Data:

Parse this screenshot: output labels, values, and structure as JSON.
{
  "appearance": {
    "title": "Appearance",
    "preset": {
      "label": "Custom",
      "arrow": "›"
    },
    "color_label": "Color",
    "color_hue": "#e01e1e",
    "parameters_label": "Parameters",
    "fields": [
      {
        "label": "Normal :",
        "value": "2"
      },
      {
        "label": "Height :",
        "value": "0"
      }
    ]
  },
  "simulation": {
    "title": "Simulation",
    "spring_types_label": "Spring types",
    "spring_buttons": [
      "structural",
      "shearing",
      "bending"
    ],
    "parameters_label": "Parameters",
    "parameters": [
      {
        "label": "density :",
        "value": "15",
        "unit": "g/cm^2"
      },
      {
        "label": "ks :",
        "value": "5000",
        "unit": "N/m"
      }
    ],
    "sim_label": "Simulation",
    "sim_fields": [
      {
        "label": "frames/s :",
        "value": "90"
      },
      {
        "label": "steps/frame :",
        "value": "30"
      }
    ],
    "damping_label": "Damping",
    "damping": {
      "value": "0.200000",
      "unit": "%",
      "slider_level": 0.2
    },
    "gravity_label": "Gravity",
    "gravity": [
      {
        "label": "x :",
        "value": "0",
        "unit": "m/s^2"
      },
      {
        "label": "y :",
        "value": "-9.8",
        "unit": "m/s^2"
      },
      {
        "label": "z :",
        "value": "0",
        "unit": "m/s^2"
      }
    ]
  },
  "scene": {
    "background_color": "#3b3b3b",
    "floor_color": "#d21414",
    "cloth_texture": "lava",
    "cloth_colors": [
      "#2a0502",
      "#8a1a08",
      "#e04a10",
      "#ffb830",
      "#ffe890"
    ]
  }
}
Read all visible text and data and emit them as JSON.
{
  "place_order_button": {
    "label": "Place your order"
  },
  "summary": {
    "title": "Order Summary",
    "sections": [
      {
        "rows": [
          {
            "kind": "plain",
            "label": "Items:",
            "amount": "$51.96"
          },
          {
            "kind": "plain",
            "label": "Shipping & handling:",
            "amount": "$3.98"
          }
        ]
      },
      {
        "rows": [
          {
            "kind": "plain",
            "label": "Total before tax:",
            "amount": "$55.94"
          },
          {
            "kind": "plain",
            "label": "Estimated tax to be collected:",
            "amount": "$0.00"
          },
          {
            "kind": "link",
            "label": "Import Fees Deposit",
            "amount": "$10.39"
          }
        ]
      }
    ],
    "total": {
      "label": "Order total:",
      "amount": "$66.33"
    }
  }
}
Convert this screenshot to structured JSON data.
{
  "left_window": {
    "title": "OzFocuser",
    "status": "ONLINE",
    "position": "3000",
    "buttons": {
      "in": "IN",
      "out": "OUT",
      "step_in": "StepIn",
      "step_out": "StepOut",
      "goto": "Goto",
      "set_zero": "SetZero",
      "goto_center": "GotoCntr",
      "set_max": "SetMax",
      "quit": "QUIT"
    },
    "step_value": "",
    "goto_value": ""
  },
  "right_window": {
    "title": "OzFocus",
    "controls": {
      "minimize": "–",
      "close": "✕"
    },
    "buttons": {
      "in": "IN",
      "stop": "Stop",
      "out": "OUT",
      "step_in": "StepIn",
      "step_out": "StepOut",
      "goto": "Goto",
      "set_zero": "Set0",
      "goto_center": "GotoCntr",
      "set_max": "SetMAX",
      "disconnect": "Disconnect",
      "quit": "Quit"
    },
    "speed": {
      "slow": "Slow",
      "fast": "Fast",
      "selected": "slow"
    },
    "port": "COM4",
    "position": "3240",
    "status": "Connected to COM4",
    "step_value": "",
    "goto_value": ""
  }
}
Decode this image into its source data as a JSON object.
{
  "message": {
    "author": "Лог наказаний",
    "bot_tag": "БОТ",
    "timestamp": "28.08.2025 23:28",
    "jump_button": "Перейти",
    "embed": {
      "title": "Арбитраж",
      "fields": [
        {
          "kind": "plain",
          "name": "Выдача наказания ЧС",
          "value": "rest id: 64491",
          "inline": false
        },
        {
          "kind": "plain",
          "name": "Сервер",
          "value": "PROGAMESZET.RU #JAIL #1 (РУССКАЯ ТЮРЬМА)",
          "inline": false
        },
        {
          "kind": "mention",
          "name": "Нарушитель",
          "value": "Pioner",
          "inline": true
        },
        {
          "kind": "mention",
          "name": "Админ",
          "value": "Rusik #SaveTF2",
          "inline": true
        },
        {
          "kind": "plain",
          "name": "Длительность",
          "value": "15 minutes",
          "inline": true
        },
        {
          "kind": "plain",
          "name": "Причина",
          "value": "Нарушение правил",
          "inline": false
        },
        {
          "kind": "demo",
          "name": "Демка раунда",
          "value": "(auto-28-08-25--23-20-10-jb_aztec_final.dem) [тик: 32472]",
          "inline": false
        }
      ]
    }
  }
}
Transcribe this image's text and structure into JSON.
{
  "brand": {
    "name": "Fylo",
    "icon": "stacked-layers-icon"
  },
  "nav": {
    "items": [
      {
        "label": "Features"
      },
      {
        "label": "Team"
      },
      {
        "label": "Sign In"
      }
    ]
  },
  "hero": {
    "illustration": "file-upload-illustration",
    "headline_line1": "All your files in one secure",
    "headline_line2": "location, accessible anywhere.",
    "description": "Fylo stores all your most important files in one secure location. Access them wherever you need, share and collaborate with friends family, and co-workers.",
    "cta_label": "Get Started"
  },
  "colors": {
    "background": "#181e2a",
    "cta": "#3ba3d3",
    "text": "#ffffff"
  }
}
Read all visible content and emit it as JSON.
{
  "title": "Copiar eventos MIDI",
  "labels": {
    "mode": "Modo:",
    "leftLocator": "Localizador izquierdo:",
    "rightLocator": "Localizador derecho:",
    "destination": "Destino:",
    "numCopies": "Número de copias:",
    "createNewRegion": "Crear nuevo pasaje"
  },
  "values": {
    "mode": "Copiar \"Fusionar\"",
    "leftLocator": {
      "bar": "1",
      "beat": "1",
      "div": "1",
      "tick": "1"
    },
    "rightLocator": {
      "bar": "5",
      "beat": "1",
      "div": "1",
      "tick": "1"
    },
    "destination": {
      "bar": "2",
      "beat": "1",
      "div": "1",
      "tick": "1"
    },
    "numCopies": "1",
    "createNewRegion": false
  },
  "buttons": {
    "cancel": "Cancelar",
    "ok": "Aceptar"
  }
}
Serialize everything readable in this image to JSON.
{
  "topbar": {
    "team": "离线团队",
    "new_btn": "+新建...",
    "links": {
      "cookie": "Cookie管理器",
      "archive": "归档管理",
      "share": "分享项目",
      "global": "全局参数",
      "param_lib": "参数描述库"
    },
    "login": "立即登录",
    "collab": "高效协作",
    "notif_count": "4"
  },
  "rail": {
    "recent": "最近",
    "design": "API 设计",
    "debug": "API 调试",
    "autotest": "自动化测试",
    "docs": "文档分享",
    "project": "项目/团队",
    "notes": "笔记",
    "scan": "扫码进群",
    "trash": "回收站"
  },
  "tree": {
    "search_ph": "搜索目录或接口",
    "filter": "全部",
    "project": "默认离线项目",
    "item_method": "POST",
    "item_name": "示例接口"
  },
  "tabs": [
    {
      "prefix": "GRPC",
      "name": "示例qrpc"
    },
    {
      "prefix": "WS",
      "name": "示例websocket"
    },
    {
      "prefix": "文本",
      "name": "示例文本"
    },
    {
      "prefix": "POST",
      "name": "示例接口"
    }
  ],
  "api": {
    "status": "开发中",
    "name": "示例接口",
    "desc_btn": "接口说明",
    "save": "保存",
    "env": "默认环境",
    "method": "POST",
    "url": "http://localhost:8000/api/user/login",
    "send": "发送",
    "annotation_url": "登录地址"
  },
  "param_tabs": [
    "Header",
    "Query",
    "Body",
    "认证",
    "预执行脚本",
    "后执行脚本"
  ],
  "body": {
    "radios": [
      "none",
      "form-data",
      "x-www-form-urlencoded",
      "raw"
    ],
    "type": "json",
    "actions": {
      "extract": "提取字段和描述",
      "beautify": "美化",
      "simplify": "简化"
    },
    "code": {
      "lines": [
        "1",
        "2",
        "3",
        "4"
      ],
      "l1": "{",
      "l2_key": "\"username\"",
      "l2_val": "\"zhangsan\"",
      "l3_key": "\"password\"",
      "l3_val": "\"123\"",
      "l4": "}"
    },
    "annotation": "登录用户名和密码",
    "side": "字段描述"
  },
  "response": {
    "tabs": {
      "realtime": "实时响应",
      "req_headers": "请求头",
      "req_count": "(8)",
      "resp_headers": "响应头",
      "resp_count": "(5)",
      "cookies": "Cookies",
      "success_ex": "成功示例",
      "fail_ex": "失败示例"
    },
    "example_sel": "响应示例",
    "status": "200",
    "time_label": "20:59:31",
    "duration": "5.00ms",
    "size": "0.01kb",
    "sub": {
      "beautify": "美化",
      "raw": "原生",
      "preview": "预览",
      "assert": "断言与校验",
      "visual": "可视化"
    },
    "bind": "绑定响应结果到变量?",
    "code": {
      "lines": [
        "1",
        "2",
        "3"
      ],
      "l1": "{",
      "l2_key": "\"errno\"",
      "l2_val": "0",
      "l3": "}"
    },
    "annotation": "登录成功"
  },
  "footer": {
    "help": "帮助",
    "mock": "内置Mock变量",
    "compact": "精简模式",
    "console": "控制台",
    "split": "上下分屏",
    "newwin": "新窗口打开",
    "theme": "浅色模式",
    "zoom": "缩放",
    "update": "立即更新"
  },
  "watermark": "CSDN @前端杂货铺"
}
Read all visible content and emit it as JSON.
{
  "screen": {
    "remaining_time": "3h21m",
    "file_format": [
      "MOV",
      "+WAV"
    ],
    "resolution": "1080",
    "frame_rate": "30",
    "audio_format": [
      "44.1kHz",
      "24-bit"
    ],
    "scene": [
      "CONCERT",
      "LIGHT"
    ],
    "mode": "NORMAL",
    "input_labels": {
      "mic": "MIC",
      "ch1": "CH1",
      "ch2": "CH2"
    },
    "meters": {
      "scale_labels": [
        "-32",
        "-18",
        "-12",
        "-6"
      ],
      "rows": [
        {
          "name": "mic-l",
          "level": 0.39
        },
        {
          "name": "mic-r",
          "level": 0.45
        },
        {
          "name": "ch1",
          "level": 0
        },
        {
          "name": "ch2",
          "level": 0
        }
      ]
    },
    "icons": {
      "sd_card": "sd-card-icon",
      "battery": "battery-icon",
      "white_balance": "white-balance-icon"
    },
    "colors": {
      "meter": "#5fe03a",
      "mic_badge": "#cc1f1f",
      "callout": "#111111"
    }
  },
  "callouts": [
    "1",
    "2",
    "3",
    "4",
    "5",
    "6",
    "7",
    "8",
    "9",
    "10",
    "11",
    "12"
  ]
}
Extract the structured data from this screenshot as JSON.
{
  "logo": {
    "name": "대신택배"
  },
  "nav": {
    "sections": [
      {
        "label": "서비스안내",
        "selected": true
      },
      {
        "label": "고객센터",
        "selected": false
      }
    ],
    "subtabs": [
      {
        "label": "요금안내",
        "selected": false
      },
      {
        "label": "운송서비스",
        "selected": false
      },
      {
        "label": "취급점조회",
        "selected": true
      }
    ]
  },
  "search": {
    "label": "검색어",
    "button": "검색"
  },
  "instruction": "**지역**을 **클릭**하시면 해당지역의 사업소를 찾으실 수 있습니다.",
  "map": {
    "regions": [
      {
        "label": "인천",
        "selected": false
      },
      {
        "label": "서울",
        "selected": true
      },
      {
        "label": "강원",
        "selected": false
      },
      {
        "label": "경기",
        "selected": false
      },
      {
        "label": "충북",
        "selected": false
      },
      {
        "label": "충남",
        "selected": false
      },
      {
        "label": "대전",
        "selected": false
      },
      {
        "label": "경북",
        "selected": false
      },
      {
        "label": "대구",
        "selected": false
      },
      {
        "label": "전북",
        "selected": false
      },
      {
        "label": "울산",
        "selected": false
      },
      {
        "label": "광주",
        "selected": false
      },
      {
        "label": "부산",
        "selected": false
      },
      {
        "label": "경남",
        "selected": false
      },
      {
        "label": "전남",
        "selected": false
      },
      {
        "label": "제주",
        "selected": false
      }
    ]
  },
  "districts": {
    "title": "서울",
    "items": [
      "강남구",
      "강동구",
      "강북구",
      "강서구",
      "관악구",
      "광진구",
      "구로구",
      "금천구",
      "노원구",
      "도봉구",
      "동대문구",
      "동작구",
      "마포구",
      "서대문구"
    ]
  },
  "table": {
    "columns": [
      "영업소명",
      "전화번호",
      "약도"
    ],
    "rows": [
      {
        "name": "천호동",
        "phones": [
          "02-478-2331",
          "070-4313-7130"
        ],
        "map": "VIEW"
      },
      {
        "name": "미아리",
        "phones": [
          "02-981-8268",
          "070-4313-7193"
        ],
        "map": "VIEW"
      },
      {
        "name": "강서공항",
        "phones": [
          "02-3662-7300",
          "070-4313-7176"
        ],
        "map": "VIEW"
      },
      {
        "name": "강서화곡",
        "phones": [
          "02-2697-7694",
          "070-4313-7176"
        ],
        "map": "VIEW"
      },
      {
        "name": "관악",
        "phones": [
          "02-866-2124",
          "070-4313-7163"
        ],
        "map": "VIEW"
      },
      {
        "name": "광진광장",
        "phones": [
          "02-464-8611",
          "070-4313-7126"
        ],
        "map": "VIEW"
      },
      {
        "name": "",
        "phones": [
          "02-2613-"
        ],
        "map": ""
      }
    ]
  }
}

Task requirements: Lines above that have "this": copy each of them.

Answer space:
Parse this screenshot: output labels, values, and structure as JSON.
Convert this screenshot to structured JSON data.
Decode this image into its source data as a JSON object.
Transcribe this image's text and structure into JSON.
Serialize everything readable in this image to JSON.
Extract the structured data from this screenshot as JSON.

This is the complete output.